Exercise brief: The entries are to be reproduced verbatim, and their pictures left out.

━━━━━━━━

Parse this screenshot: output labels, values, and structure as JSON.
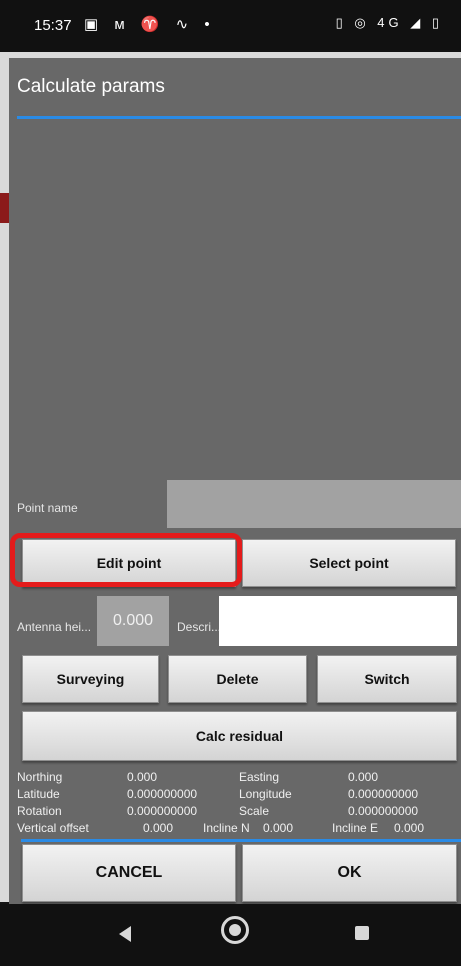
{
  "status_bar": {
    "time": "15:37",
    "left_icons": "▣ ᴍ ♈ ∿ •",
    "right_icons": "▯ ◎ 4G ◢ ▯"
  },
  "dialog": {
    "title": "Calculate params",
    "point_name_label": "Point name",
    "point_name_value": "",
    "buttons": {
      "edit_point": "Edit point",
      "select_point": "Select point",
      "surveying": "Surveying",
      "delete": "Delete",
      "switch": "Switch",
      "calc_residual": "Calc residual",
      "cancel": "CANCEL",
      "ok": "OK"
    },
    "antenna_label": "Antenna hei...",
    "antenna_value": "0.000",
    "description_label": "Descri...",
    "description_value": "",
    "info": {
      "northing_label": "Northing",
      "northing_value": "0.000",
      "easting_label": "Easting",
      "easting_value": "0.000",
      "latitude_label": "Latitude",
      "latitude_value": "0.000000000",
      "longitude_label": "Longitude",
      "longitude_value": "0.000000000",
      "rotation_label": "Rotation",
      "rotation_value": "0.000000000",
      "scale_label": "Scale",
      "scale_value": "0.000000000",
      "vertical_offset_label": "Vertical offset",
      "vertical_offset_value": "0.000",
      "incline_n_label": "Incline N",
      "incline_n_value": "0.000",
      "incline_e_label": "Incline E",
      "incline_e_value": "0.000"
    }
  },
  "colors": {
    "dialog_bg": "#686868",
    "accent": "#2a8be6",
    "highlight": "#e41b1b"
  }
}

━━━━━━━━

Result for this exercise:
Parse this screenshot: output labels, values, and structure as JSON.
{
  "status_bar": {
    "time": "15:37",
    "left_icons": "▣ ᴍ ♈ ∿ •",
    "right_icons": "▯ ◎ 4G ◢ ▯"
  },
  "dialog": {
    "title": "Calculate params",
    "point_name_label": "Point name",
    "point_name_value": "",
    "buttons": {
      "edit_point": "Edit point",
      "select_point": "Select point",
      "surveying": "Surveying",
      "delete": "Delete",
      "switch": "Switch",
      "calc_residual": "Calc residual",
      "cancel": "CANCEL",
      "ok": "OK"
    },
    "antenna_label": "Antenna hei...",
    "antenna_value": "0.000",
    "description_label": "Descri...",
    "description_value": "",
    "info": {
      "northing_label": "Northing",
      "northing_value": "0.000",
      "easting_label": "Easting",
      "easting_value": "0.000",
      "latitude_label": "Latitude",
      "latitude_value": "0.000000000",
      "longitude_label": "Longitude",
      "longitude_value": "0.000000000",
      "rotation_label": "Rotation",
      "rotation_value": "0.000000000",
      "scale_label": "Scale",
      "scale_value": "0.000000000",
      "vertical_offset_label": "Vertical offset",
      "vertical_offset_value": "0.000",
      "incline_n_label": "Incline N",
      "incline_n_value": "0.000",
      "incline_e_label": "Incline E",
      "incline_e_value": "0.000"
    }
  },
  "colors": {
    "dialog_bg": "#686868",
    "accent": "#2a8be6",
    "highlight": "#e41b1b"
  }
}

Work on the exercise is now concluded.